Living with autoimmune and/or chronic disorders means you have many little symptoms that you often lump into the autoimmune life and just get on with it. I actually call it “The Lupus.”

I’ve been thinking about sensory hypersensitivity and sensory overload which people with autoimmune disorders such as lupus, fibromyalgia, chronic pain and migraines often experience. I’m talking about the “I can’t bear the light,” “I can’t bear the touch of bedsheets on my skin,” “please don’t hug me,” “I see sound,” “I smell colors,” kind of sensory mess.

For some people, it is mild. For me, it can be disconcerting. I remember telling my boss that the day before I’d get a migraine I experience synesthesia, and she found it so interesting.
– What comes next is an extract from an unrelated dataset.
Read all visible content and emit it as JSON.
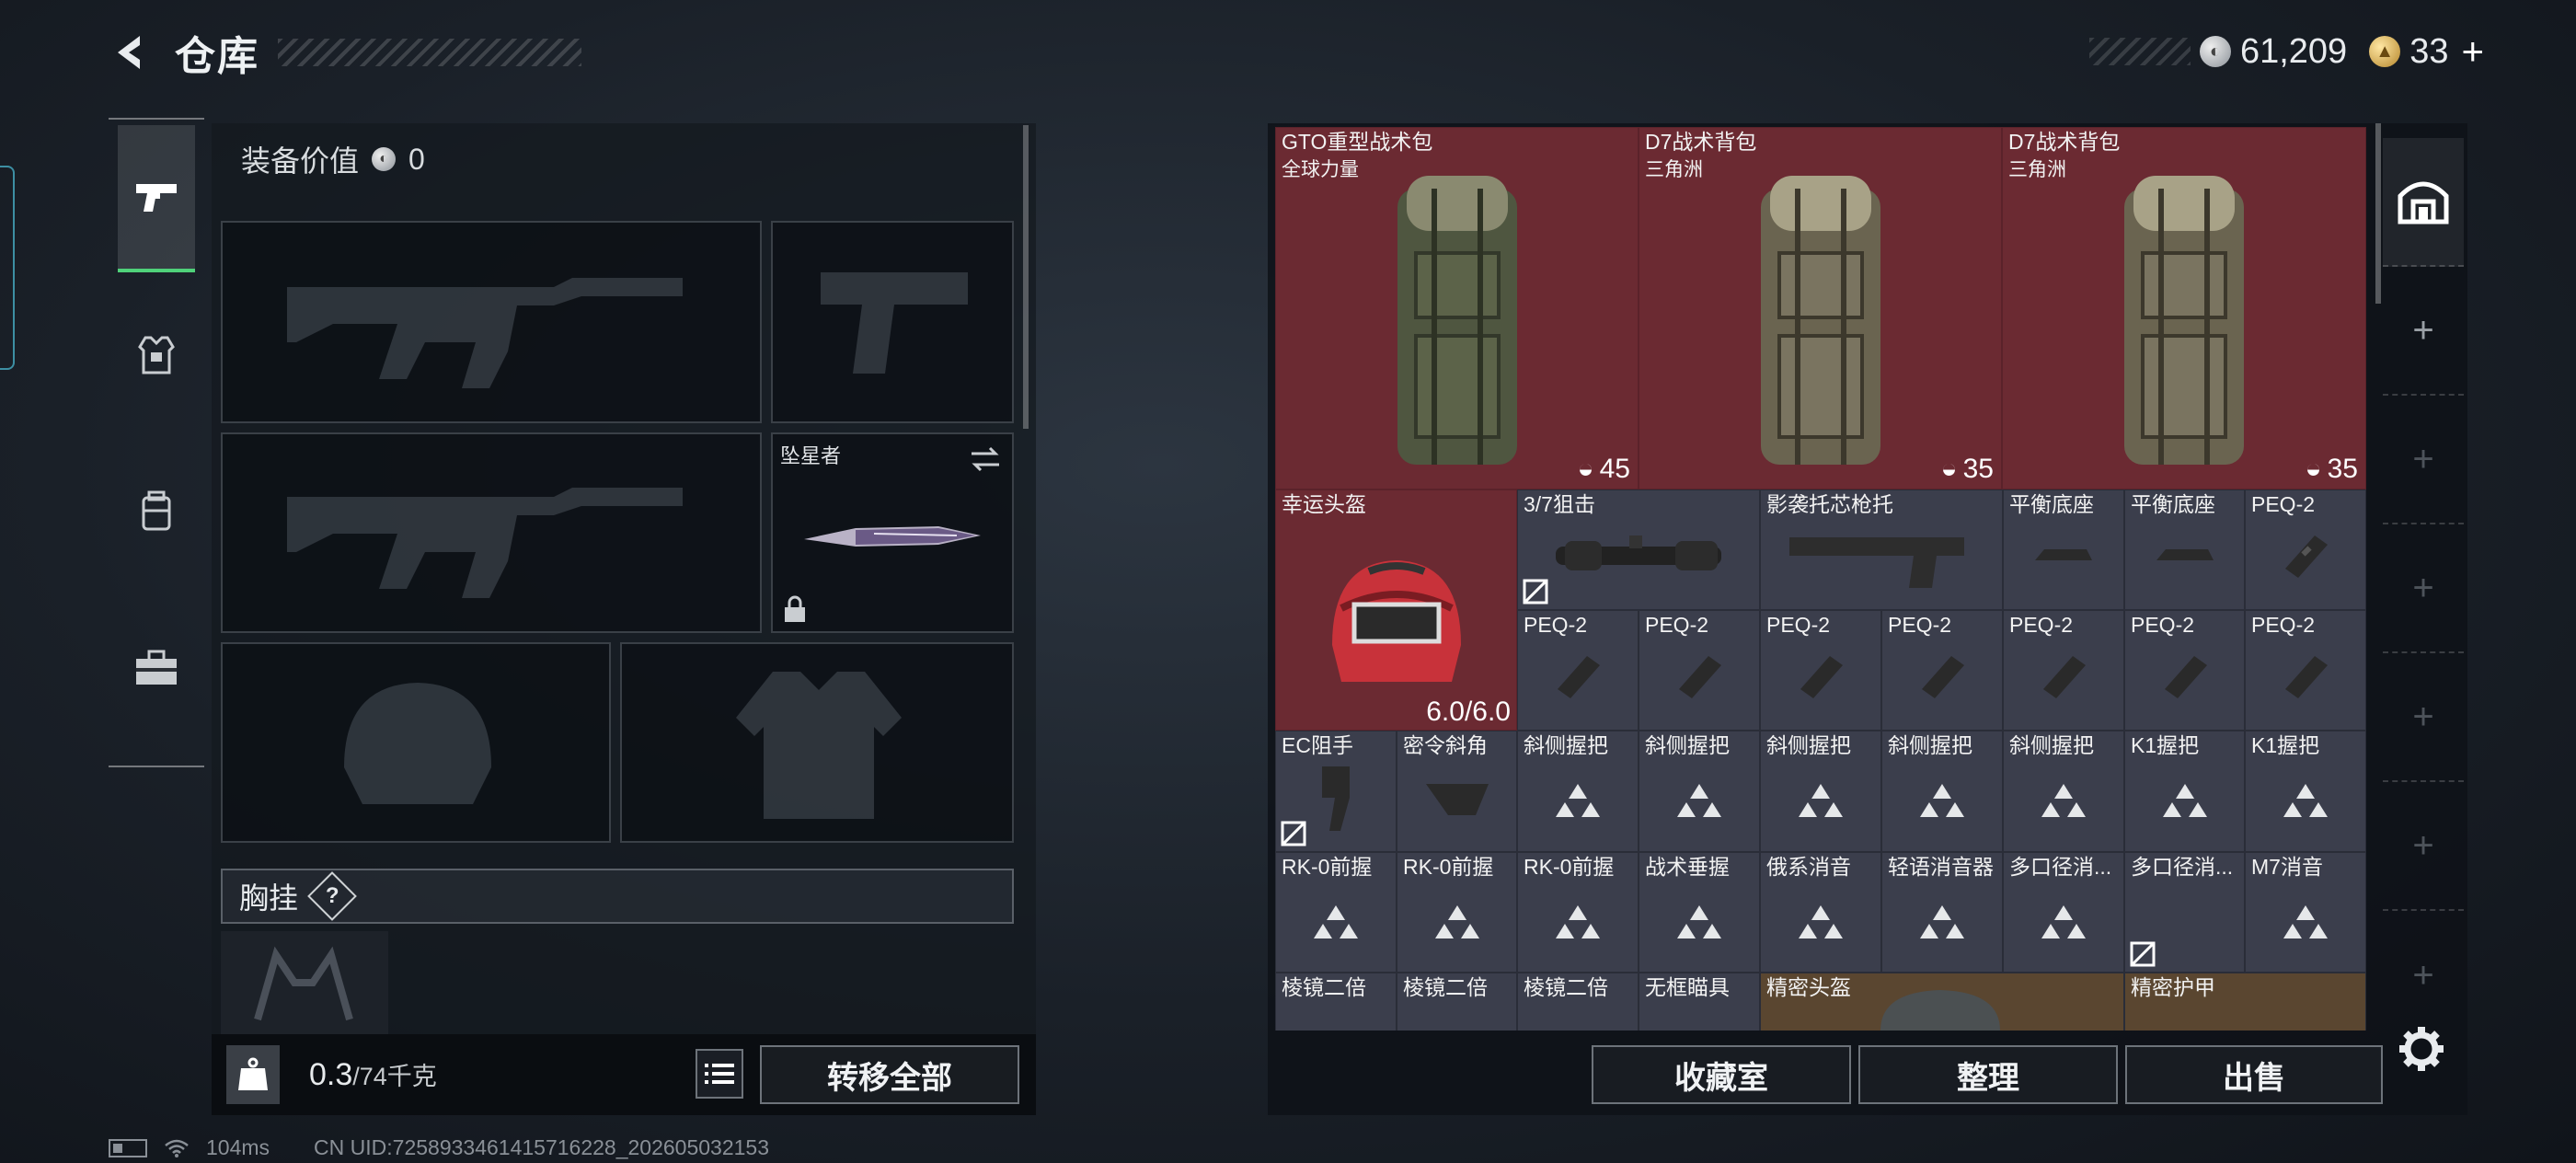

Mid-explanation, with her looking at me with such fascination, I found myself wondering, as I often do when I have to explain synesthesia, if she had come to the conclusion that I have some kind of mental illness. It kind of is. My synesthesia makes me see sound, which can be so disturbing I need to be in a dark, very quiet room until it passes.

So my neurologist has been asking loads of questions at every visit to just see how I’m doing. As of last week my body has rejected the meds planned to deal with the nerve and sensory issues, and I’m of the opinion I’ll be OK somehow.
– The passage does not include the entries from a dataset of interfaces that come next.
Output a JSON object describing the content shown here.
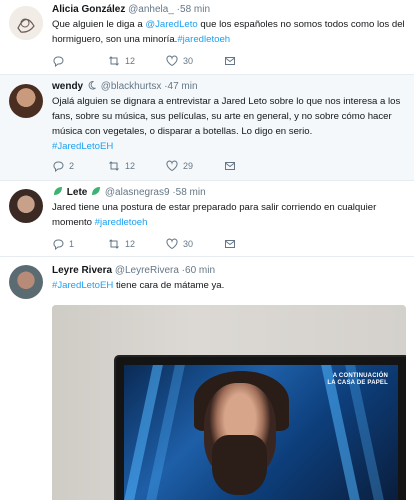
{
  "tweets": [
    {
      "name": "Alicia González",
      "handle": "@anhela_",
      "time": "·58 min",
      "text_1": "Que alguien le diga a ",
      "mention": "@JaredLeto",
      "text_2": " que los españoles no somos todos como los del hormiguero, son una minoría.",
      "hashtag": "#jaredletoeh",
      "retweets": "12",
      "likes": "30"
    },
    {
      "name": "wendy",
      "handle": "@blackhurtsx",
      "time": "·47 min",
      "text": "Ojalá alguien se dignara a entrevistar a Jared Leto sobre lo que nos interesa a los fans, sobre su música, sus películas, su arte en general, y no sobre cómo hacer música con vegetales, o disparar a botellas. Lo digo en serio.",
      "hashtag": "#JaredLetoEH",
      "replies": "2",
      "retweets": "12",
      "likes": "29"
    },
    {
      "name": "Lete",
      "handle": "@alasnegras9",
      "time": "·58 min",
      "text": "Jared tiene una postura de estar preparado para salir corriendo en cualquier momento ",
      "hashtag": "#jaredletoeh",
      "replies": "1",
      "retweets": "12",
      "likes": "30"
    },
    {
      "name": "Leyre Rivera",
      "handle": "@LeyreRivera",
      "time": "·60 min",
      "hashtag": "#JaredLetoEH",
      "text": " tiene cara de mátame ya.",
      "media_overlay_1": "A CONTINUACIÓN",
      "media_overlay_2": "LA CASA DE PAPEL"
    }
  ],
  "colors": {
    "link": "#1da1f2",
    "muted": "#657786",
    "highlight_bg": "#f5f8fa",
    "verified_leaf": "#3cb371"
  },
  "icons": [
    "reply-icon",
    "retweet-icon",
    "like-icon",
    "message-icon",
    "leaf-icon"
  ]
}
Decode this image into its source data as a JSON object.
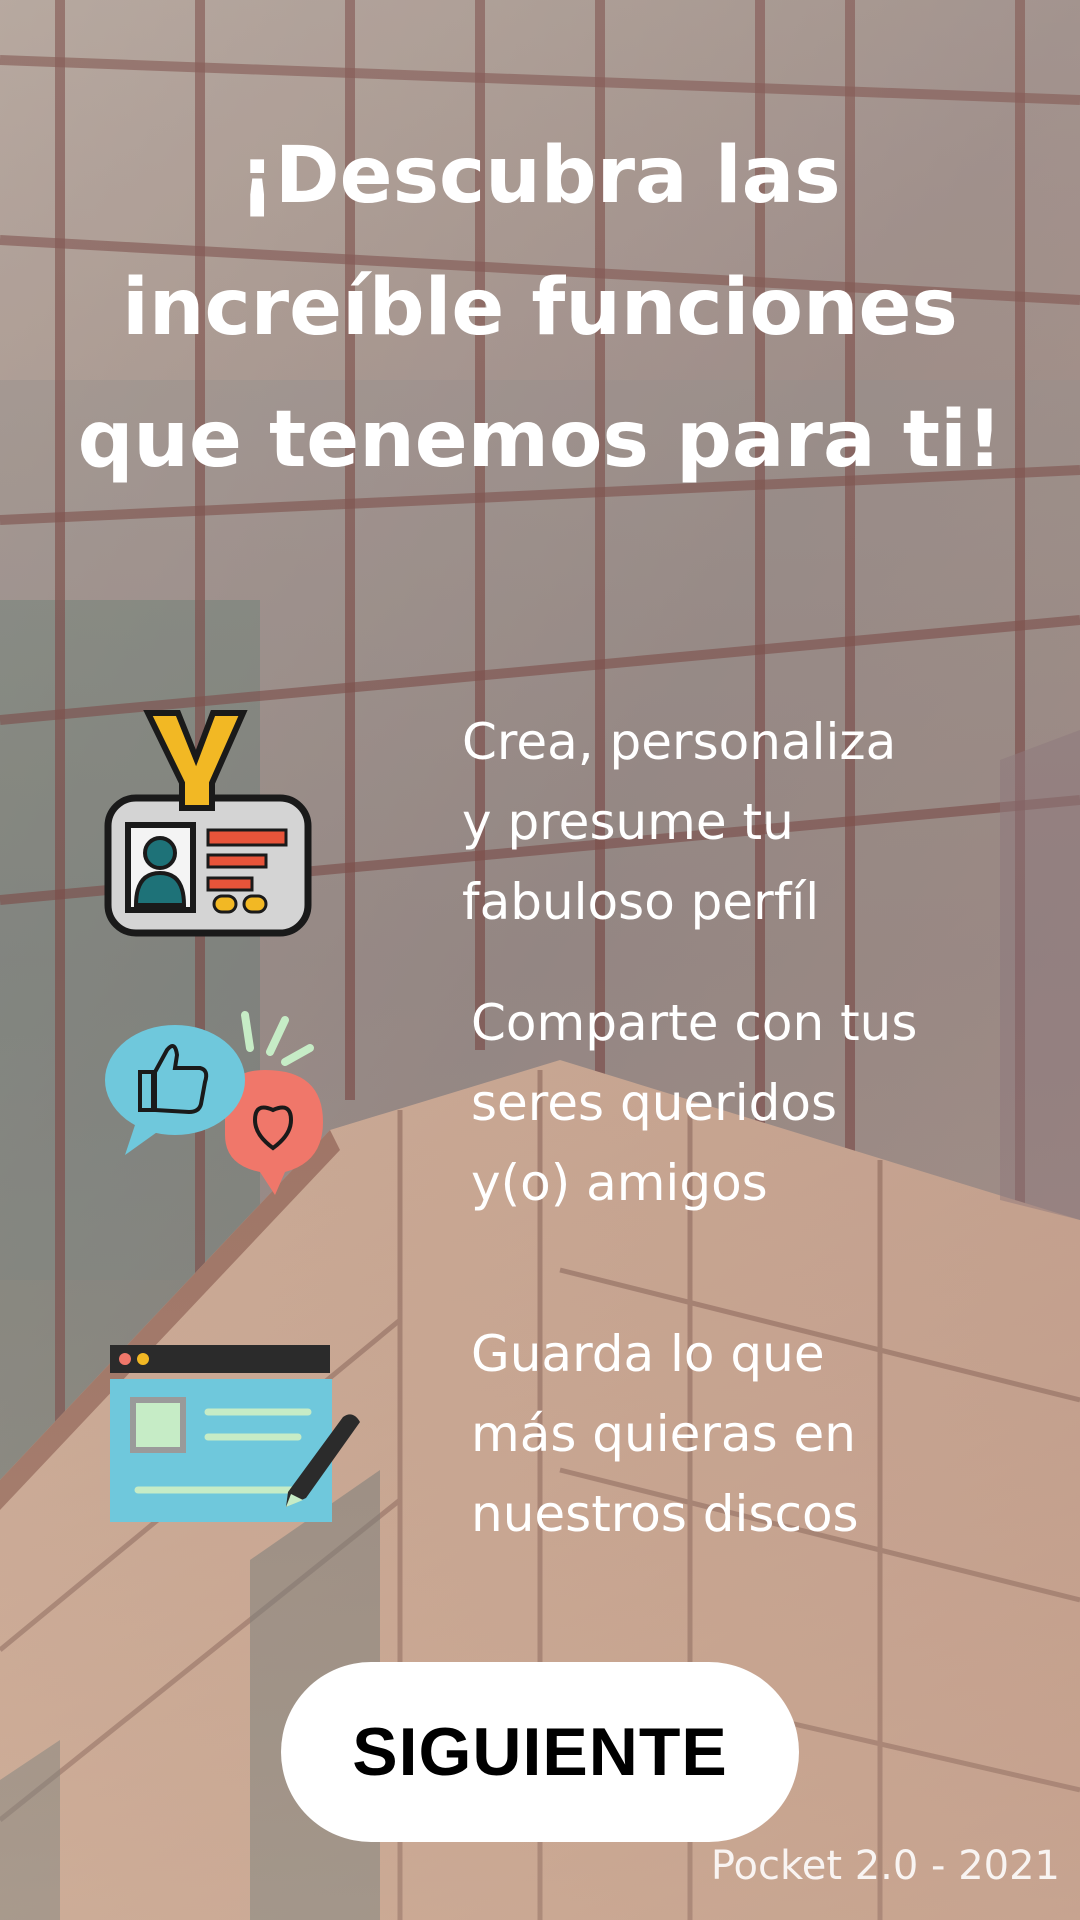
{
  "title_lines": [
    "¡Descubra las",
    "increíble funciones",
    "que tenemos para ti!"
  ],
  "features": [
    {
      "icon": "id-badge-icon",
      "lines": [
        "Crea, personaliza",
        "y presume tu",
        "fabuloso perfíl"
      ]
    },
    {
      "icon": "like-heart-chat-icon",
      "lines": [
        "Comparte con tus",
        "seres queridos",
        "y(o) amigos"
      ]
    },
    {
      "icon": "browser-window-pencil-icon",
      "lines": [
        "Guarda lo que",
        "más quieras en",
        "nuestros discos"
      ]
    }
  ],
  "next_button_label": "SIGUIENTE",
  "footer_text": "Pocket 2.0 - 2021",
  "colors": {
    "text": "#ffffff",
    "button_bg": "#ffffff",
    "button_text": "#000000",
    "icon_teal": "#1e7278",
    "icon_yellow": "#f2b824",
    "icon_red": "#e8543a",
    "icon_light_blue": "#6fc8dc",
    "icon_coral": "#f0776a",
    "icon_mint": "#c6ecc6"
  }
}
So he asks, “What music are you listening to?”

What?

“I mean, have you got a new album you are listening to. What’s your daily playlist?”
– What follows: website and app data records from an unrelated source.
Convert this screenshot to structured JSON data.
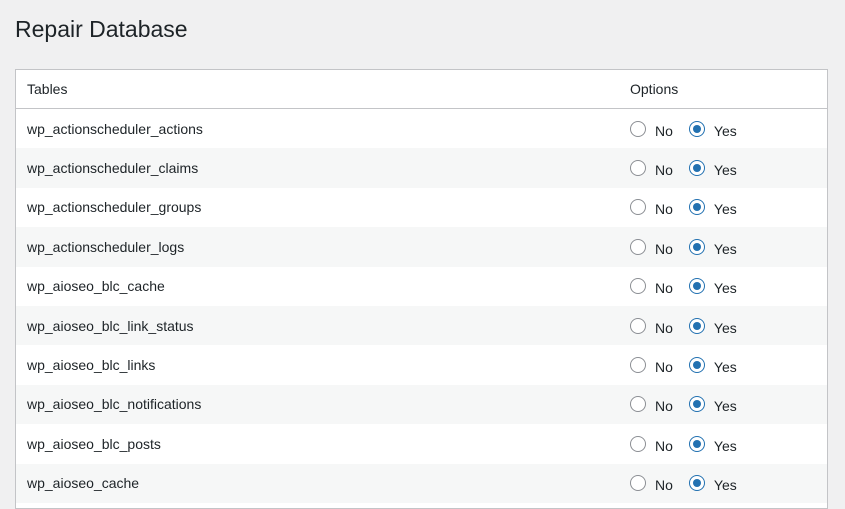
{
  "page": {
    "title": "Repair Database"
  },
  "table": {
    "headers": {
      "tables": "Tables",
      "options": "Options"
    },
    "option_labels": {
      "no": "No",
      "yes": "Yes"
    },
    "rows": [
      {
        "name": "wp_actionscheduler_actions",
        "selected": "yes"
      },
      {
        "name": "wp_actionscheduler_claims",
        "selected": "yes"
      },
      {
        "name": "wp_actionscheduler_groups",
        "selected": "yes"
      },
      {
        "name": "wp_actionscheduler_logs",
        "selected": "yes"
      },
      {
        "name": "wp_aioseo_blc_cache",
        "selected": "yes"
      },
      {
        "name": "wp_aioseo_blc_link_status",
        "selected": "yes"
      },
      {
        "name": "wp_aioseo_blc_links",
        "selected": "yes"
      },
      {
        "name": "wp_aioseo_blc_notifications",
        "selected": "yes"
      },
      {
        "name": "wp_aioseo_blc_posts",
        "selected": "yes"
      },
      {
        "name": "wp_aioseo_cache",
        "selected": "yes"
      }
    ]
  },
  "colors": {
    "accent": "#2271b1",
    "background": "#f0f0f1",
    "row_alt": "#f6f7f7",
    "border": "#c3c4c7"
  }
}
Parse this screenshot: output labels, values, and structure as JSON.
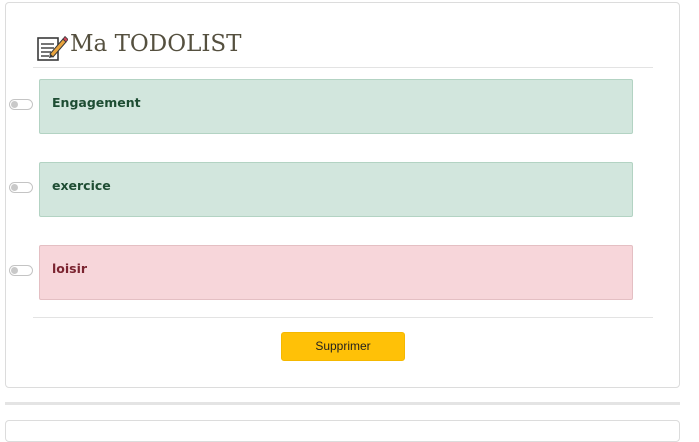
{
  "header": {
    "title": "Ma TODOLIST",
    "logo_icon": "memo-pencil-icon"
  },
  "todos": [
    {
      "label": "Engagement",
      "status": "green",
      "checked": false
    },
    {
      "label": "exercice",
      "status": "green",
      "checked": false
    },
    {
      "label": "loisir",
      "status": "red",
      "checked": false
    }
  ],
  "actions": {
    "delete_label": "Supprimer"
  },
  "colors": {
    "accent": "#ffc107",
    "green_bg": "#d2e6dd",
    "red_bg": "#f7d6da",
    "title": "#55503f"
  }
}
I have not been listening to music. Any music. At all. For weeks. In fact, mum chimes in, I get irritated when she plays the Original Songs album. Because you can’t really say no to that, apparently I always close my bedroom door.

This is how chronic illness affects you. By changing the little things and shifting things around with the pain and discomfort you don’t even recognize yourself anymore. So if you are not aware of it, you can seem like the most grouchy, ungrateful person in the house.

You might think that because you try not to think about your illness, that you don’t talk about it as much as Juliet does about hers, that your chronic illness does not consume you. But its in the little things. Look at the little things and how they affect you, how you deal with your life, and your people.

Getty Image by GlobalStock

This story originally appeared on She Blossoms.